Supplied entries below:

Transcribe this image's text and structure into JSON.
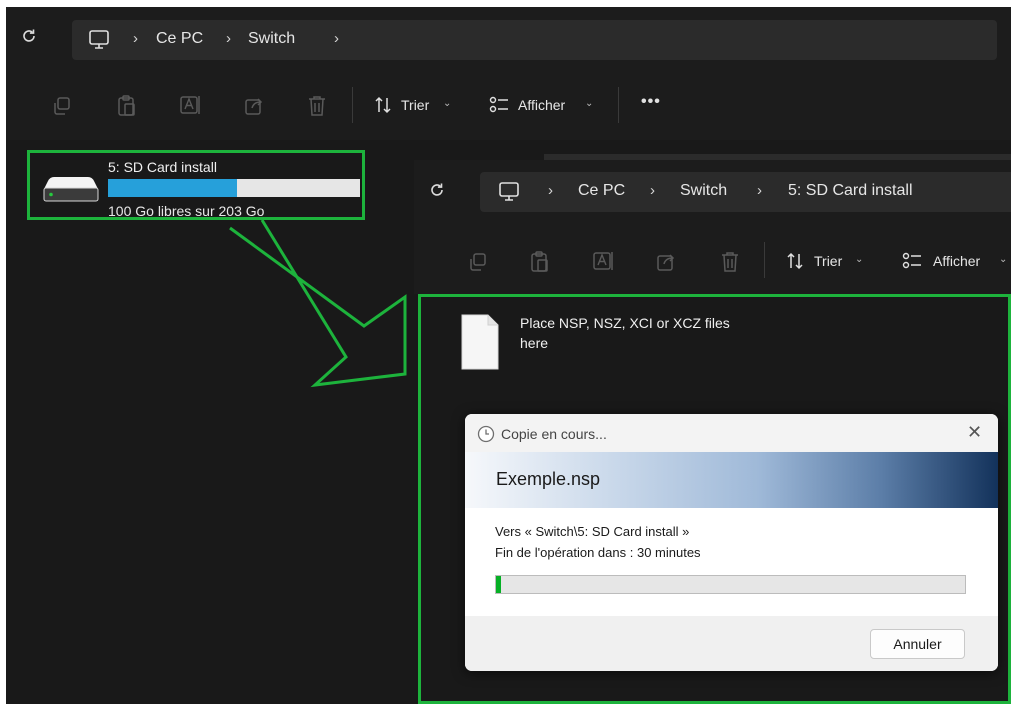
{
  "back_window": {
    "breadcrumb": [
      "Ce PC",
      "Switch"
    ],
    "toolbar": {
      "sort_label": "Trier",
      "view_label": "Afficher",
      "more_label": "•••"
    },
    "drive": {
      "label": "5: SD Card install",
      "space_text": "100 Go libres sur 203 Go",
      "used_fraction": 0.51
    }
  },
  "front_window": {
    "breadcrumb": [
      "Ce PC",
      "Switch",
      "5: SD Card install"
    ],
    "toolbar": {
      "sort_label": "Trier",
      "view_label": "Afficher"
    },
    "file": {
      "name_line1": "Place NSP, NSZ, XCI or XCZ files",
      "name_line2": "here"
    }
  },
  "copy_dialog": {
    "title": "Copie en cours...",
    "filename": "Exemple.nsp",
    "destination": "Vers « Switch\\5: SD Card install »",
    "eta": "Fin de l'opération dans : 30 minutes",
    "progress_fraction": 0.01,
    "cancel_label": "Annuler"
  },
  "colors": {
    "highlight": "#1db33c",
    "drive_bar": "#26a0da",
    "progress": "#06b025"
  }
}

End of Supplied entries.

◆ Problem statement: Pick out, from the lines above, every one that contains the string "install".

◆ Written solution:
      "label": "5: SD Card install",
      "5: SD Card install"
    "destination": "Vers « Switch\\5: SD Card install »",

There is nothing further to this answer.